(Component data from apps and pages)
● ● ● ● ●

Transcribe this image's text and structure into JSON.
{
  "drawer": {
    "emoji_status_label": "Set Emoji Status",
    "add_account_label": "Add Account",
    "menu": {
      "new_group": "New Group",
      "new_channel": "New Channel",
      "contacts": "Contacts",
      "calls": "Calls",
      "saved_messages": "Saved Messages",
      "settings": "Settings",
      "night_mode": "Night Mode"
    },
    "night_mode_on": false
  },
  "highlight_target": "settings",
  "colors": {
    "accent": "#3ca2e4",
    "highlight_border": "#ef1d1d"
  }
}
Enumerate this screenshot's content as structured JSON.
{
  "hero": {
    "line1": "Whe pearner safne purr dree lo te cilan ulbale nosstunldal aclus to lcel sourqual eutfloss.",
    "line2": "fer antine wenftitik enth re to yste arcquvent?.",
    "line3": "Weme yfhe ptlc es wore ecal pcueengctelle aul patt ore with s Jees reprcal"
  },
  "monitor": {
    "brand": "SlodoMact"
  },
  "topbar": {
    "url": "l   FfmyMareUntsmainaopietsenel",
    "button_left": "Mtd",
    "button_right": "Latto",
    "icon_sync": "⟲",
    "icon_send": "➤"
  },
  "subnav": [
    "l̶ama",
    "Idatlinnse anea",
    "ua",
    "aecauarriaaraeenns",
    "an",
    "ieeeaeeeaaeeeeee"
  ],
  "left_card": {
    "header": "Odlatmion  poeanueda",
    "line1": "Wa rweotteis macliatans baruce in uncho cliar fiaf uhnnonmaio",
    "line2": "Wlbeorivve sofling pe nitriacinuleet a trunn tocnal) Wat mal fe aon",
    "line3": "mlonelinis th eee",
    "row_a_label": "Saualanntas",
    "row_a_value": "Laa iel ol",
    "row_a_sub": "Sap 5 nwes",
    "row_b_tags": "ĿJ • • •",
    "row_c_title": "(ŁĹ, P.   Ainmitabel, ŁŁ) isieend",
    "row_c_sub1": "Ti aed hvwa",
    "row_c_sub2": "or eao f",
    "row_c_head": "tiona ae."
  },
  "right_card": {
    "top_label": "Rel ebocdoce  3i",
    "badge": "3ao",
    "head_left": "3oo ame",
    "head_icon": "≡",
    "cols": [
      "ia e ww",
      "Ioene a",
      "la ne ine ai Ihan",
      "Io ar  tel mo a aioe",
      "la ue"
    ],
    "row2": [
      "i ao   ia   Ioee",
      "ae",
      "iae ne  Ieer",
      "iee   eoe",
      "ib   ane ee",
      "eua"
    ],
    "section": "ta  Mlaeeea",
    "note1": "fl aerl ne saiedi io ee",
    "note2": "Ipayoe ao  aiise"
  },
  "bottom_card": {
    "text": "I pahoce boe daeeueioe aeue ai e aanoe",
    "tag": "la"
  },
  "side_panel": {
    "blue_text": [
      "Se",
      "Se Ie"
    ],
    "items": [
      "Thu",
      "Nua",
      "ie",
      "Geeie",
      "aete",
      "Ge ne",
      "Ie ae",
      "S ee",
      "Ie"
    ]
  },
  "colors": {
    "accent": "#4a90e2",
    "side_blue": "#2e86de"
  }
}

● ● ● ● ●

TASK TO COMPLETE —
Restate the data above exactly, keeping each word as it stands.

RESULT —
Transcribe this image's text and structure into JSON.
{
  "drawer": {
    "emoji_status_label": "Set Emoji Status",
    "add_account_label": "Add Account",
    "menu": {
      "new_group": "New Group",
      "new_channel": "New Channel",
      "contacts": "Contacts",
      "calls": "Calls",
      "saved_messages": "Saved Messages",
      "settings": "Settings",
      "night_mode": "Night Mode"
    },
    "night_mode_on": false
  },
  "highlight_target": "settings",
  "colors": {
    "accent": "#3ca2e4",
    "highlight_border": "#ef1d1d"
  }
}
Enumerate this screenshot's content as structured JSON.
{
  "hero": {
    "line1": "Whe pearner safne purr dree lo te cilan ulbale nosstunldal aclus to lcel sourqual eutfloss.",
    "line2": "fer antine wenftitik enth re to yste arcquvent?.",
    "line3": "Weme yfhe ptlc es wore ecal pcueengctelle aul patt ore with s Jees reprcal"
  },
  "monitor": {
    "brand": "SlodoMact"
  },
  "topbar": {
    "url": "l   FfmyMareUntsmainaopietsenel",
    "button_left": "Mtd",
    "button_right": "Latto",
    "icon_sync": "⟲",
    "icon_send": "➤"
  },
  "subnav": [
    "l̶ama",
    "Idatlinnse anea",
    "ua",
    "aecauarriaaraeenns",
    "an",
    "ieeeaeeeaaeeeeee"
  ],
  "left_card": {
    "header": "Odlatmion  poeanueda",
    "line1": "Wa rweotteis macliatans baruce in uncho cliar fiaf uhnnonmaio",
    "line2": "Wlbeorivve sofling pe nitriacinuleet a trunn tocnal) Wat mal fe aon",
    "line3": "mlonelinis th eee",
    "row_a_label": "Saualanntas",
    "row_a_value": "Laa iel ol",
    "row_a_sub": "Sap 5 nwes",
    "row_b_tags": "ĿJ • • •",
    "row_c_title": "(ŁĹ, P.   Ainmitabel, ŁŁ) isieend",
    "row_c_sub1": "Ti aed hvwa",
    "row_c_sub2": "or eao f",
    "row_c_head": "tiona ae."
  },
  "right_card": {
    "top_label": "Rel ebocdoce  3i",
    "badge": "3ao",
    "head_left": "3oo ame",
    "head_icon": "≡",
    "cols": [
      "ia e ww",
      "Ioene a",
      "la ne ine ai Ihan",
      "Io ar  tel mo a aioe",
      "la ue"
    ],
    "row2": [
      "i ao   ia   Ioee",
      "ae",
      "iae ne  Ieer",
      "iee   eoe",
      "ib   ane ee",
      "eua"
    ],
    "section": "ta  Mlaeeea",
    "note1": "fl aerl ne saiedi io ee",
    "note2": "Ipayoe ao  aiise"
  },
  "bottom_card": {
    "text": "I pahoce boe daeeueioe aeue ai e aanoe",
    "tag": "la"
  },
  "side_panel": {
    "blue_text": [
      "Se",
      "Se Ie"
    ],
    "items": [
      "Thu",
      "Nua",
      "ie",
      "Geeie",
      "aete",
      "Ge ne",
      "Ie ae",
      "S ee",
      "Ie"
    ]
  },
  "colors": {
    "accent": "#4a90e2",
    "side_blue": "#2e86de"
  }
}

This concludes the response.